MATERIAL PROVIDED -
══════

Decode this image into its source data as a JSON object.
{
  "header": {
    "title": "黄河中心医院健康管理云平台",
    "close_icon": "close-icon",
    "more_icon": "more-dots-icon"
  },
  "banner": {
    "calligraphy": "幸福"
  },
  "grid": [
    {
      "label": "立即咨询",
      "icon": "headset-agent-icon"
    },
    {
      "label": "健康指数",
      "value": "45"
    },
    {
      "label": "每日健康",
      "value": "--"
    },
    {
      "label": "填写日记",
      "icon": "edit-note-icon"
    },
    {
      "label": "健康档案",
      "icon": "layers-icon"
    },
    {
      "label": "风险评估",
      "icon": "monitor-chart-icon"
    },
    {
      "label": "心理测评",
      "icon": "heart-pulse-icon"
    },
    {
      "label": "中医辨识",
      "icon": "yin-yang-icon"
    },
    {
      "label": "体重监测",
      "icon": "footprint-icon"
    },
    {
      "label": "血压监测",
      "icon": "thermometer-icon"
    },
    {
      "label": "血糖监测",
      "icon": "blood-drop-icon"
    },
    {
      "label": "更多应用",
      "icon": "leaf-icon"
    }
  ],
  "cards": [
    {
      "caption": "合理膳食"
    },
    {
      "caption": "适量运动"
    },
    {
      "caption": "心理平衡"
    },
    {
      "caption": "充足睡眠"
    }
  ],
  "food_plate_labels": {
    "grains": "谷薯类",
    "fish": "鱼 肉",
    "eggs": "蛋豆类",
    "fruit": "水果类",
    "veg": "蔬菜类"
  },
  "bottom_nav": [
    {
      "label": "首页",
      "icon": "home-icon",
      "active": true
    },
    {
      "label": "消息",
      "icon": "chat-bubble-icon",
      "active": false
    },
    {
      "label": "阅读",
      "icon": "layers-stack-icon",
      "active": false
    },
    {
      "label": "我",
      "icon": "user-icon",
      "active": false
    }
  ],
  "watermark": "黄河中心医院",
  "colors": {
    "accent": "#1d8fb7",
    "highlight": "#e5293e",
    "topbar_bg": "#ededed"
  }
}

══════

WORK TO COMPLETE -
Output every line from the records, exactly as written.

SOLUTION -
Decode this image into its source data as a JSON object.
{
  "header": {
    "title": "黄河中心医院健康管理云平台",
    "close_icon": "close-icon",
    "more_icon": "more-dots-icon"
  },
  "banner": {
    "calligraphy": "幸福"
  },
  "grid": [
    {
      "label": "立即咨询",
      "icon": "headset-agent-icon"
    },
    {
      "label": "健康指数",
      "value": "45"
    },
    {
      "label": "每日健康",
      "value": "--"
    },
    {
      "label": "填写日记",
      "icon": "edit-note-icon"
    },
    {
      "label": "健康档案",
      "icon": "layers-icon"
    },
    {
      "label": "风险评估",
      "icon": "monitor-chart-icon"
    },
    {
      "label": "心理测评",
      "icon": "heart-pulse-icon"
    },
    {
      "label": "中医辨识",
      "icon": "yin-yang-icon"
    },
    {
      "label": "体重监测",
      "icon": "footprint-icon"
    },
    {
      "label": "血压监测",
      "icon": "thermometer-icon"
    },
    {
      "label": "血糖监测",
      "icon": "blood-drop-icon"
    },
    {
      "label": "更多应用",
      "icon": "leaf-icon"
    }
  ],
  "cards": [
    {
      "caption": "合理膳食"
    },
    {
      "caption": "适量运动"
    },
    {
      "caption": "心理平衡"
    },
    {
      "caption": "充足睡眠"
    }
  ],
  "food_plate_labels": {
    "grains": "谷薯类",
    "fish": "鱼 肉",
    "eggs": "蛋豆类",
    "fruit": "水果类",
    "veg": "蔬菜类"
  },
  "bottom_nav": [
    {
      "label": "首页",
      "icon": "home-icon",
      "active": true
    },
    {
      "label": "消息",
      "icon": "chat-bubble-icon",
      "active": false
    },
    {
      "label": "阅读",
      "icon": "layers-stack-icon",
      "active": false
    },
    {
      "label": "我",
      "icon": "user-icon",
      "active": false
    }
  ],
  "watermark": "黄河中心医院",
  "colors": {
    "accent": "#1d8fb7",
    "highlight": "#e5293e",
    "topbar_bg": "#ededed"
  }
}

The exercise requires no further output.